  18. The Great Sioux War • Crazy Horse refused and continued to fight. • The army, under the command of General Sheridan, was given the task of defeating Crazy Horse and Sitting Bull.

  19. The Battle of Little Big Horn • On June 25, 1876, the Army decided to attack the Sioux warriors, who were camped in the Big Horn Valley. • They planned a “two-pronged” attack to trap the Sioux in their camp.

  20. The Battle of Little Big Horn • But the Army underestimated the size of the warrior group – over 12,000 warriors were gathered at the Big Horn River. • Many of the warriors believed that this would be a “last stand”. • Other tribes, including the Cheyenne, joined the Sioux.

  21. The Battle of Little Big Horn • The two “prongs” of the Army mistimed their arrival, and General George Custer and his soldiers arrived at the Sioux encampment alone and were outnumbered. • Custer was defeated and few of Custer’s soldiers survived. • This was a huge victory for Crazy Horse and his warriors.

  22. The End of the Great Sioux War • After the Battle of Little Big Horn, the US Army began a relentless pursuit of Crazy Horse. • Crazy Horse continued to fight the US Army, and on January 8, 1877, Crazy Horse fought his last battle. • With his troops weak from cold and hunger, Crazy Horse surrendered to US troops at Camp Robinson in Nebraska on May 5.

  23. The Death of Crazy Horse • Crazy Horse spent the next 4 months near Red Cloud’s reservation. • Rumors reached the Army that Crazy Horse was planning to escape to wage war again.

  24. The Death of Crazy Horse • Crazy Horse was arrested and tried to escape. • Crazy Horse resisted capture, angered a soldier and was stabbed by a bayonet. • He died on September 5, 1877, and was buried at Wounded Knee.

  25. The Importance of Crazy Horse • Crazy Horse was important because he changed the Sioux nation forever. • He changed the way the Sioux people thought of themselves. • He led them to resist the American expansion.

  26. The Importance of Crazy Horse • Crazy Horse also changed the way Americans thought of Native Americans. • He showed resistance and fought the soldiers. • He was willing to fight to the death to protect their way of life.

  27. The Importance of Crazy Horse • Crazy Horse showed that it is not always the strongest people who are the leaders. • Even though Crazy Horse was quiet and rarely ever spoke in meetings, he was considered a natural born leader.
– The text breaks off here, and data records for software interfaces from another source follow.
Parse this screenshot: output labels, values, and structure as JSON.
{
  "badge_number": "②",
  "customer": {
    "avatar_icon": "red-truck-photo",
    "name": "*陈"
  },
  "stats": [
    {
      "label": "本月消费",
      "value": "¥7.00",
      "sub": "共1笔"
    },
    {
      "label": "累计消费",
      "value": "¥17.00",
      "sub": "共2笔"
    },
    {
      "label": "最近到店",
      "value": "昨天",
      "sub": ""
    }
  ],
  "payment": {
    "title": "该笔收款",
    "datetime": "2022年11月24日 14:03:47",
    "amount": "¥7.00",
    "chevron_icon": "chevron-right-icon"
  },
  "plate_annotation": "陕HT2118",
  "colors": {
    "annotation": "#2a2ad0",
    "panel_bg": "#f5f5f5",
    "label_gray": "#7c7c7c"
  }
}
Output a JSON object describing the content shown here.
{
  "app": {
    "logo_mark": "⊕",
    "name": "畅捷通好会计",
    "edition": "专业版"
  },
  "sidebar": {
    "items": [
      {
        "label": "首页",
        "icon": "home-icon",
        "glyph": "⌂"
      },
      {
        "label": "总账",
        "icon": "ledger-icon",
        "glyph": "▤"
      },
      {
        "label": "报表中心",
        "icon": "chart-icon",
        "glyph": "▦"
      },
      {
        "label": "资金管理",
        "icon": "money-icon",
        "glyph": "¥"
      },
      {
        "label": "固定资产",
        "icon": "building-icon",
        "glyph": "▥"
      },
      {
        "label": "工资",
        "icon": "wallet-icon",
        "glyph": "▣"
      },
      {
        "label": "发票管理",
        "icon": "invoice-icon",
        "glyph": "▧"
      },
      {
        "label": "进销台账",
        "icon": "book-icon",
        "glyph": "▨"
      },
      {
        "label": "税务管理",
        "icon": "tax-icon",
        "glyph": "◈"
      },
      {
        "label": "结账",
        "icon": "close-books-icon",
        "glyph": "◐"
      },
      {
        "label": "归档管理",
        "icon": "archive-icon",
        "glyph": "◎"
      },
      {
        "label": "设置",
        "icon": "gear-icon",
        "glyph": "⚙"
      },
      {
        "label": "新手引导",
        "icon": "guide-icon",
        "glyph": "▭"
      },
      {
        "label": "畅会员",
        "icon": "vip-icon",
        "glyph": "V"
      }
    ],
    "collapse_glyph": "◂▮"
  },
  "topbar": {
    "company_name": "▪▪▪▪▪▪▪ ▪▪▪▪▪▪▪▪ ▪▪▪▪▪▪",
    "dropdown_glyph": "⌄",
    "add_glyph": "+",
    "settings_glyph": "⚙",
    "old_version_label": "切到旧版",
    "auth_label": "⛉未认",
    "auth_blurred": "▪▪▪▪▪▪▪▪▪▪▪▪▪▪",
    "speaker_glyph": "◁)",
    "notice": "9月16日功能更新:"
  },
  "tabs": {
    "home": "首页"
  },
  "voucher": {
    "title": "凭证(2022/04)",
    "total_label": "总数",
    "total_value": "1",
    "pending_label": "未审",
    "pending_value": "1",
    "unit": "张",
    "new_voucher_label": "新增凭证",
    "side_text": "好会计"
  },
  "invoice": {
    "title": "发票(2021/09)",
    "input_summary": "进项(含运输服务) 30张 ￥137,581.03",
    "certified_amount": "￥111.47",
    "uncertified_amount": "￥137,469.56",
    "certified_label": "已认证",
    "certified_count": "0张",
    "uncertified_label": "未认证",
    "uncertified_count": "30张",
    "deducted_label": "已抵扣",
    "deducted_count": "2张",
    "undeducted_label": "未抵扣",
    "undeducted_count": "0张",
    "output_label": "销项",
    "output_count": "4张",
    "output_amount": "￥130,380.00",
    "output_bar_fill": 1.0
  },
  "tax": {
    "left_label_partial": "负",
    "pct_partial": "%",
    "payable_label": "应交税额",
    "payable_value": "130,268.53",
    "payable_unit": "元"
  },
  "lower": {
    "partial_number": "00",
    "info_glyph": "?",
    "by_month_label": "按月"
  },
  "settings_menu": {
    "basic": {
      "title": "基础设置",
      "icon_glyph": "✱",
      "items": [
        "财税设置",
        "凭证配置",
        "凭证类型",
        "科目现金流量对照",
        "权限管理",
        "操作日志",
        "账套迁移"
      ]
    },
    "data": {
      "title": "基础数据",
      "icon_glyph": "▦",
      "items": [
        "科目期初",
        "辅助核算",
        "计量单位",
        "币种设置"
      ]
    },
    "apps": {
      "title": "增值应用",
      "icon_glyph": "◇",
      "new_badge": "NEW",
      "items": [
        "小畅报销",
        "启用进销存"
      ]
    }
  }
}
  28. Bibliography • Stanley, George E. Crazy Horse: Young War Chief. Aladdin Paperbacks, 2005. • http://en.wikipedia.org/wiki/Crazy_Horse • http://encarta.msn.com/text_761565411__0/Crazy_Horse.html • http://www.historynet.com/the-last-stand-of-crazy-horse.htm

  29. Bibliography • http://www.indigenouspeople.net/crazyhorse.htm • http://www.allblackhills.com/crazy_horse_memorial/chief_crazy_horse.php • http://www.historylearningsite.co.uk/battle_of_little_big_horn.htm • http://www.emayzine.com/lectures/CRAZYHOR.html